In the records, find every line with the word "amount" and copy it out.

[[ Data extract, beginning ]]

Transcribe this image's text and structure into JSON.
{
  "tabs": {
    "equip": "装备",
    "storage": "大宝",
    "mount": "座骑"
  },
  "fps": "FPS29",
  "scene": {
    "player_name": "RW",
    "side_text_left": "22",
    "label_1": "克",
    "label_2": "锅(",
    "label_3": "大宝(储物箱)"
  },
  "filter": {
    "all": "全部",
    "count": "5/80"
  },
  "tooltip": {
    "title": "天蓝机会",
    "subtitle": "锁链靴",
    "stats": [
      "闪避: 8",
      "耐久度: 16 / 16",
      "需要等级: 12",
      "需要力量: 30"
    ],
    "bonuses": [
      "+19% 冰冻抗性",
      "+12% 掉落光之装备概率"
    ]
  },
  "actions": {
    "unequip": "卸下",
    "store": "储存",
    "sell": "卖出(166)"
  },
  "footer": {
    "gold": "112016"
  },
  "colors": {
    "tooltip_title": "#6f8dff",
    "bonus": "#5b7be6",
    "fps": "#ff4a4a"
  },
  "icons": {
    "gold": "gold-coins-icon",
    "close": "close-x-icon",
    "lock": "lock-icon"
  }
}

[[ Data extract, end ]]
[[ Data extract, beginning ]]

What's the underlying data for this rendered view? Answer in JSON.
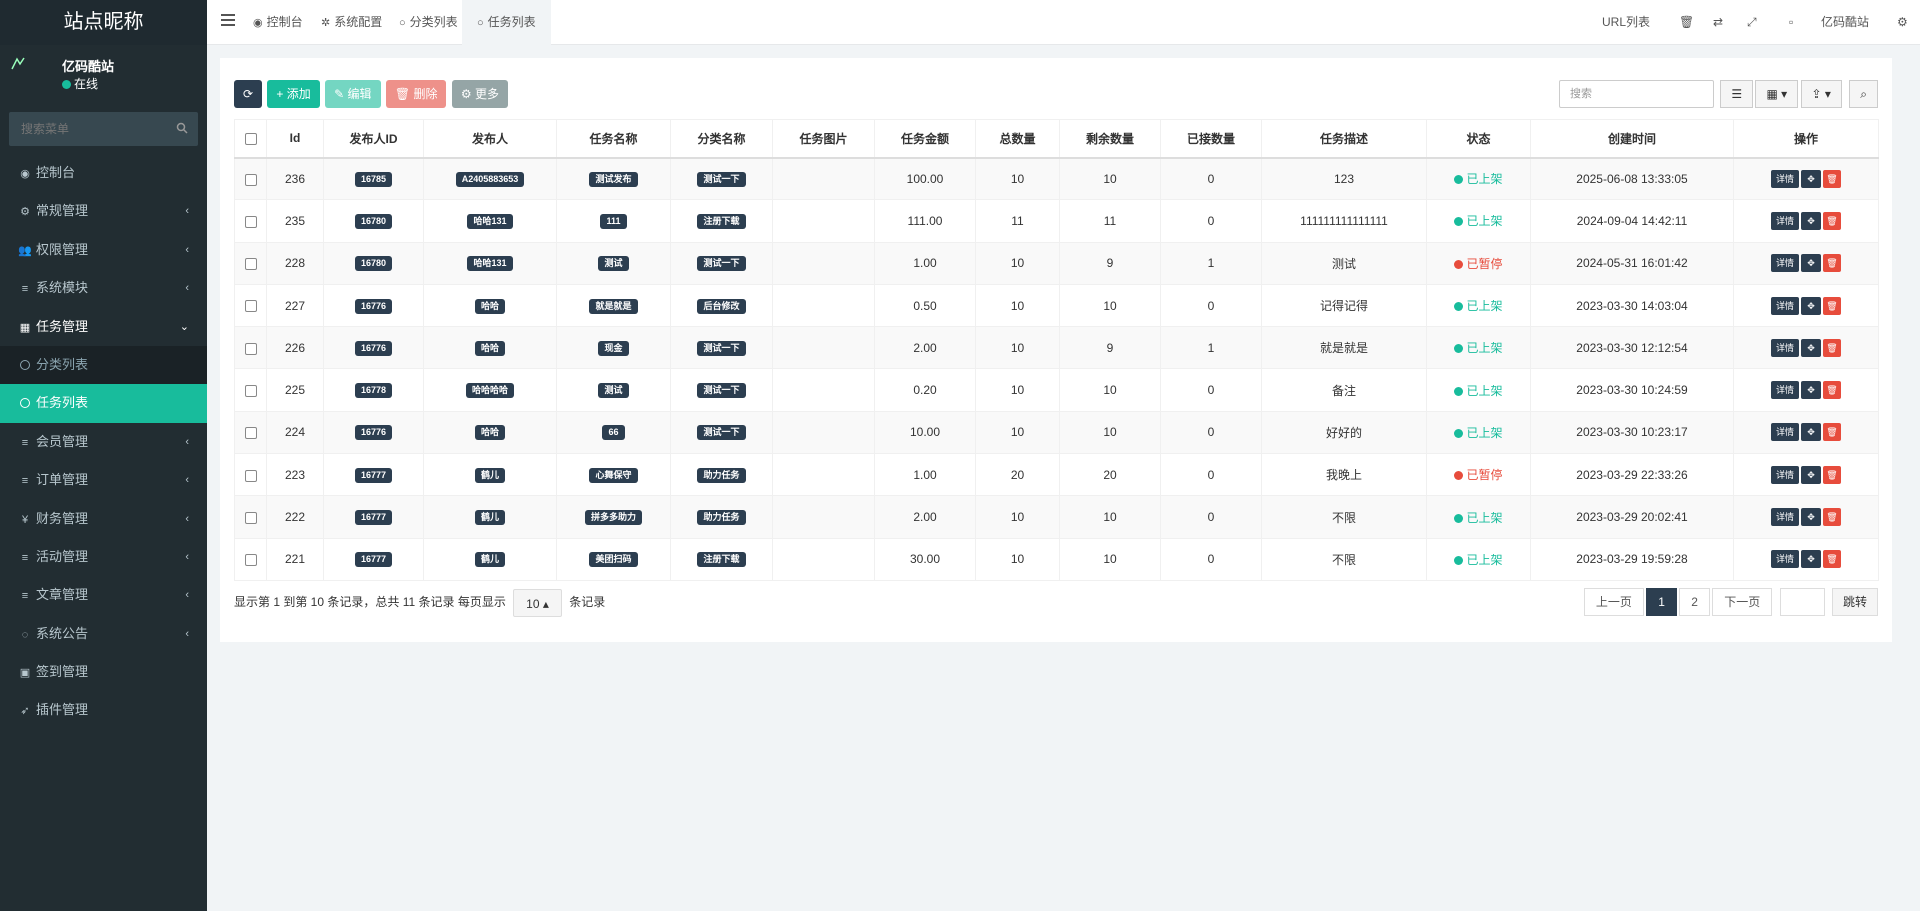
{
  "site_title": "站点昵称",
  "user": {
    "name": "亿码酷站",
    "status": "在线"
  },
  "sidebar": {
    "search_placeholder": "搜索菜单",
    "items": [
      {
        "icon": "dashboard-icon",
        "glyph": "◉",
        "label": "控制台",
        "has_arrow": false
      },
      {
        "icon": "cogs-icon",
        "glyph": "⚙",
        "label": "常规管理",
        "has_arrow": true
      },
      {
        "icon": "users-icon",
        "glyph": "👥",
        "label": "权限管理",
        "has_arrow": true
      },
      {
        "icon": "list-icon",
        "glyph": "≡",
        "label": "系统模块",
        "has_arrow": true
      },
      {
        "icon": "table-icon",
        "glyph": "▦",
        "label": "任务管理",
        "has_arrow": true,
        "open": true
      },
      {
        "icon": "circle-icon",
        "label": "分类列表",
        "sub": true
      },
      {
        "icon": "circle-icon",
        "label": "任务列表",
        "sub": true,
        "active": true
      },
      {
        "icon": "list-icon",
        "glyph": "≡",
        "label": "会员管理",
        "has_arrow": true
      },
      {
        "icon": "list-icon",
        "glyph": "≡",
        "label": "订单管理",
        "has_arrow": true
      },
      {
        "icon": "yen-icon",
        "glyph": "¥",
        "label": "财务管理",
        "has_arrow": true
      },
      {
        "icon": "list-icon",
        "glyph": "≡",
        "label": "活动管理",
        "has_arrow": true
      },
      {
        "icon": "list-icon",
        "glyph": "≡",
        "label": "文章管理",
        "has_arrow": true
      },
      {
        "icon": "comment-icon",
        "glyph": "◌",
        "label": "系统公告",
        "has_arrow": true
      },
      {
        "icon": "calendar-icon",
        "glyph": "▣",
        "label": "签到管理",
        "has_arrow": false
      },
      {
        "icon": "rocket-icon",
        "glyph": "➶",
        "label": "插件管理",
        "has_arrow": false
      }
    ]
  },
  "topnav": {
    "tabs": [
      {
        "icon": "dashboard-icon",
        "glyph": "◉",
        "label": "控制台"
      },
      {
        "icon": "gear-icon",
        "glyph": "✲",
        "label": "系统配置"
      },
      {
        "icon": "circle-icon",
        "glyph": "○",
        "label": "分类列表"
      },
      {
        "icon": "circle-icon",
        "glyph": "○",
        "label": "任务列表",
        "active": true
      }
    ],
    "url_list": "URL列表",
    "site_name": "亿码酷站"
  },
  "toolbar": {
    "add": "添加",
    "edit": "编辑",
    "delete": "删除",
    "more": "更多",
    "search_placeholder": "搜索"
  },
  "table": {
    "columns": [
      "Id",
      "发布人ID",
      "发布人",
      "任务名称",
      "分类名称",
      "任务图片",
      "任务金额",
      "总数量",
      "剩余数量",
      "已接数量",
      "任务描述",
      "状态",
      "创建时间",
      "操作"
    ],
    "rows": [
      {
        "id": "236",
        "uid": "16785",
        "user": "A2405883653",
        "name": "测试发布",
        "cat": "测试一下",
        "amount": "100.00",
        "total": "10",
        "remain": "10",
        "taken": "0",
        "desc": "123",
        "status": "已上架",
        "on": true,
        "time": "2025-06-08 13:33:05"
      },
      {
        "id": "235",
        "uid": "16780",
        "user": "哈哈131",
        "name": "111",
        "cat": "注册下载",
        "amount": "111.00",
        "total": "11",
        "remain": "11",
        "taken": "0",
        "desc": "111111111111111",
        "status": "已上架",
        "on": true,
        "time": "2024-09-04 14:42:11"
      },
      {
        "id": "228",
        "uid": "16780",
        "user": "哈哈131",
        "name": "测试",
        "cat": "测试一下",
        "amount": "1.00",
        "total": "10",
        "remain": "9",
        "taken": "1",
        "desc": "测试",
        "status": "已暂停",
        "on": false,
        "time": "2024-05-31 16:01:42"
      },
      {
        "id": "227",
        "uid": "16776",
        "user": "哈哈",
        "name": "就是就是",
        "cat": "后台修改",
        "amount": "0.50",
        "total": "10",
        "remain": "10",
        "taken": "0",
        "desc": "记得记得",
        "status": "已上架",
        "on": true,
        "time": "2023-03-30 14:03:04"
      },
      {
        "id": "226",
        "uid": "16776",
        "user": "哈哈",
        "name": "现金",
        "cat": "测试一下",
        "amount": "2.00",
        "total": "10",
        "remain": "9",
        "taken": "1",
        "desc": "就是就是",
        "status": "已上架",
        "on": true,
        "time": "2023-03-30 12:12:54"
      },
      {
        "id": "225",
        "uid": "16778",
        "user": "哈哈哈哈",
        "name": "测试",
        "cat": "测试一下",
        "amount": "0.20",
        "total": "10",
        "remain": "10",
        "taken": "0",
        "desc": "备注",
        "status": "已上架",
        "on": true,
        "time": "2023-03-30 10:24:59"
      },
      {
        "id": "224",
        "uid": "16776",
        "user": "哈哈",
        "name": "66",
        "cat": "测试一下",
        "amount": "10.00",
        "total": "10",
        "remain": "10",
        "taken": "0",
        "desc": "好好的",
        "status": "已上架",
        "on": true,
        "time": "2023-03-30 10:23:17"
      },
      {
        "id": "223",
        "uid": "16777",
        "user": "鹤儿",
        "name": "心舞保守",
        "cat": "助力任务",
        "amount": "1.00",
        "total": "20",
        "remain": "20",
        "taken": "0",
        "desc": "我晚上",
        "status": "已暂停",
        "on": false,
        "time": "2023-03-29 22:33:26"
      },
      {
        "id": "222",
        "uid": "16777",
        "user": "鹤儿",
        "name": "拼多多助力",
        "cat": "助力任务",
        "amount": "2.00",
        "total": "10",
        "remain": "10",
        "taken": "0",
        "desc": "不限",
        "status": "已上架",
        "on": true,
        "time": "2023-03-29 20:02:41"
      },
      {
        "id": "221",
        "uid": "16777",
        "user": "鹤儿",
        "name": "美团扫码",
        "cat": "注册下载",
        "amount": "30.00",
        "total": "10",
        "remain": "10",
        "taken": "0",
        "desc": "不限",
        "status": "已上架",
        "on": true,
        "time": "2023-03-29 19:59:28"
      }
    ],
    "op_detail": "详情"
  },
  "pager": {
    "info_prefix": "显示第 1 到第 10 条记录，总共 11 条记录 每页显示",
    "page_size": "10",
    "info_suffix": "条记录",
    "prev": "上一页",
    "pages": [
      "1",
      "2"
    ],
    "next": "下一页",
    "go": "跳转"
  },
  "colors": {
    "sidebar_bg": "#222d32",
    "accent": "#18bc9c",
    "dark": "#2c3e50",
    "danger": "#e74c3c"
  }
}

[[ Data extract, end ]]

Worked solution:
        "amount": "100.00",
        "amount": "111.00",
        "amount": "1.00",
        "amount": "0.50",
        "amount": "2.00",
        "amount": "0.20",
        "amount": "10.00",
        "amount": "1.00",
        "amount": "2.00",
        "amount": "30.00",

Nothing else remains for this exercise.